In July 2018, the Cochrane Collaboration produced a 730-page report1 on the efficacy of omega-3 fatty acids EPA and DHA in cardiovascular disease. The review, titled “Omega-3 fatty acids for the primary and secondary prevention of cardiovascular disease,” claims to be the “most extensive systematic assessment of the effects of omega-3 fats on cardiovascular health to date.” At the end of their paper, the review authors concluded that “moderate- and high-quality evidence suggests that increasing EPA and DHA has little or no effect on mortality or cardiovascular health…”

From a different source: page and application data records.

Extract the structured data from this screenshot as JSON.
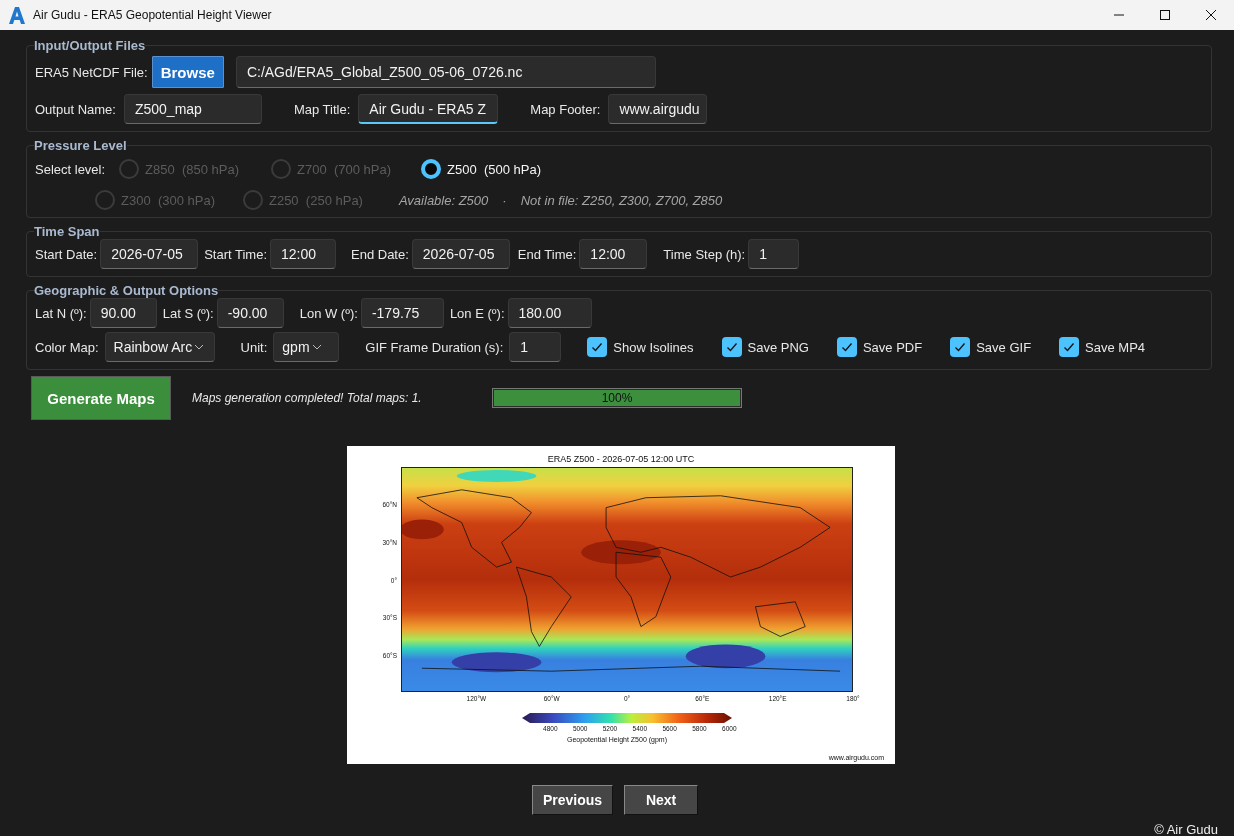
{
  "window": {
    "title": "Air Gudu - ERA5 Geopotential Height Viewer"
  },
  "input_output": {
    "title": "Input/Output Files",
    "file_label": "ERA5 NetCDF File:",
    "browse_button": "Browse",
    "file_path": "C:/AGd/ERA5_Global_Z500_05-06_0726.nc",
    "fields": [
      {
        "label": "Output Name:",
        "value": "Z500_map",
        "focused": false
      },
      {
        "label": "Map Title:",
        "value": "Air Gudu  - ERA5 Z",
        "focused": true
      },
      {
        "label": "Map Footer:",
        "value": "www.airgudu",
        "focused": false
      }
    ]
  },
  "pressure_level": {
    "title": "Pressure Level",
    "label": "Select level:",
    "levels": [
      {
        "name": "Z850",
        "hpa": "(850 hPa)",
        "selected": false,
        "disabled": true
      },
      {
        "name": "Z700",
        "hpa": "(700 hPa)",
        "selected": false,
        "disabled": true
      },
      {
        "name": "Z500",
        "hpa": "(500 hPa)",
        "selected": true,
        "disabled": false
      },
      {
        "name": "Z300",
        "hpa": "(300 hPa)",
        "selected": false,
        "disabled": true
      },
      {
        "name": "Z250",
        "hpa": "(250 hPa)",
        "selected": false,
        "disabled": true
      }
    ],
    "available": "Available: Z500",
    "separator": "·",
    "missing": "Not in file: Z250, Z300, Z700, Z850"
  },
  "time_span": {
    "title": "Time Span",
    "fields": [
      {
        "label": "Start Date:",
        "value": "2026-07-05"
      },
      {
        "label": "Start Time:",
        "value": "12:00"
      },
      {
        "label": "End Date:",
        "value": "2026-07-05"
      },
      {
        "label": "End Time:",
        "value": "12:00"
      },
      {
        "label": "Time Step (h):",
        "value": "1"
      }
    ]
  },
  "geographic": {
    "title": "Geographic & Output Options",
    "fields": [
      {
        "label": "Lat N (º):",
        "value": "90.00"
      },
      {
        "label": "Lat S (º):",
        "value": "-90.00"
      },
      {
        "label": "Lon W (º):",
        "value": "-179.75"
      },
      {
        "label": "Lon E (º):",
        "value": "180.00"
      }
    ],
    "color_map": {
      "label": "Color Map:",
      "value": "Rainbow Arc"
    },
    "unit": {
      "label": "Unit:",
      "value": "gpm"
    },
    "gif_duration": {
      "label": "GIF Frame Duration (s):",
      "value": "1"
    },
    "checkboxes": [
      {
        "label": "Show Isolines",
        "checked": true
      },
      {
        "label": "Save PNG",
        "checked": true
      },
      {
        "label": "Save PDF",
        "checked": true
      },
      {
        "label": "Save GIF",
        "checked": true
      },
      {
        "label": "Save MP4",
        "checked": true
      }
    ]
  },
  "generate_button": "Generate Maps",
  "status": "Maps generation completed! Total maps: 1.",
  "progress": {
    "level": 1,
    "reading": "100%"
  },
  "map_image": {
    "title": "ERA5 Z500 - 2026-07-05 12:00 UTC",
    "lat_labels": [
      "60°N",
      "30°N",
      "0°",
      "30°S",
      "60°S"
    ],
    "lon_labels": [
      "120°W",
      "60°W",
      "0°",
      "60°E",
      "120°E",
      "180°"
    ],
    "colorbar_ticks": [
      "4800",
      "5000",
      "5200",
      "5400",
      "5600",
      "5800",
      "6000"
    ],
    "colorbar_label": "Geopotential Height Z500 (gpm)",
    "footer": "www.airgudu.com"
  },
  "nav_buttons": [
    "Previous",
    "Next"
  ],
  "copyright": "© Air Gudu"
}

This report set in motion a series of negative headlines for long-chain omega-3s EPA and DHA, including “Buy More Vegetables Instead of Omega-3 Supplements to Improve Heart Health, Report Says,”2 “Do Omega-3 Supplements Really Benefit the Heart?”3 and “Omega-3 Supplements Don’t Protect against Heart Disease.”4
Most people believe this Cochrane report is biased because it ignores a large body of evidence showing favourable effects of EPA and DHA on cardiovascular risk. In our opinion, the review authors’ conclusions go far beyond the data that they review.
The Cochrane meta-analysis is just a rehash of old data and certainly does not provide the final answer on the omega-3 question.
Typically, the people in these studies were older, already had some chronic cardiometabolic disease, and were taking several other medications. What’s more, low doses of omega-3s were typically given, and the studies typically ran for only two to three years on average. To have some efficacy the dose of LC omega-3 needs to be > 1 g per day.
The more appropriate question is nutritional, not pharmaceutical: “Do higher intakes of EPA and DHA in the diet over decades reduce risk for disease?” These studies cannot answer that question, and therefore their conclusion that “omega-3s don’t improve heart health” is far too broad.
There is strong evidence that the omega-3 index correlates well with the risk of cardiovascular disease.
Coconut oil is poisonous, so claims Karin Michels, PhD, a part-time professor at Harvard TH Chan School of Public Health. Her comments given in a talk at the University of Freiburg, Germany, sparked a media frenzy with headlines such as, “Coconut Oil is Pure Poison Harvard Professor Claims” appearing in newspapers and on the internet.
What makes Dr. Michels an authority on coconut oil? She is not a physician, or a nutritionist, or even a biologist. Her PhD is in biostatistics. Her specialty is statistics—manipulating numbers—not the study of diet or fats and oils, Moreover, as her talk was in German, are we sure the daft media understood it OK? No food oil is toxic.
The controversy reached the attention of the NZ Herald who published the comments of several food scientists.
Major global company cuts levels of MCPD and GE esters
In anticipation of potential regulation, Bunge Loders Croklaan is cutting down the 3-monochloropropanediol level in its palm oil products. The company noted that the levels are in line with a discussion paper drawn up by a European commission in 2016 that outlined the potential risk of 3-MCPD to the kidneys and male reproductive system.
The latest edition of Inform magazine has a good article on the efficacy of antioxidants in frying oils. The addition of antioxidants helps prolong the frying life. However, there is a global distrust of synthetic but effective antioxidants like TBHQ. There is consequently growing interest in natural antioxidants particularly rosemary blended formulations.
This is a well-researched article and has very practical and useful information
Inform magazine. (2018) September issue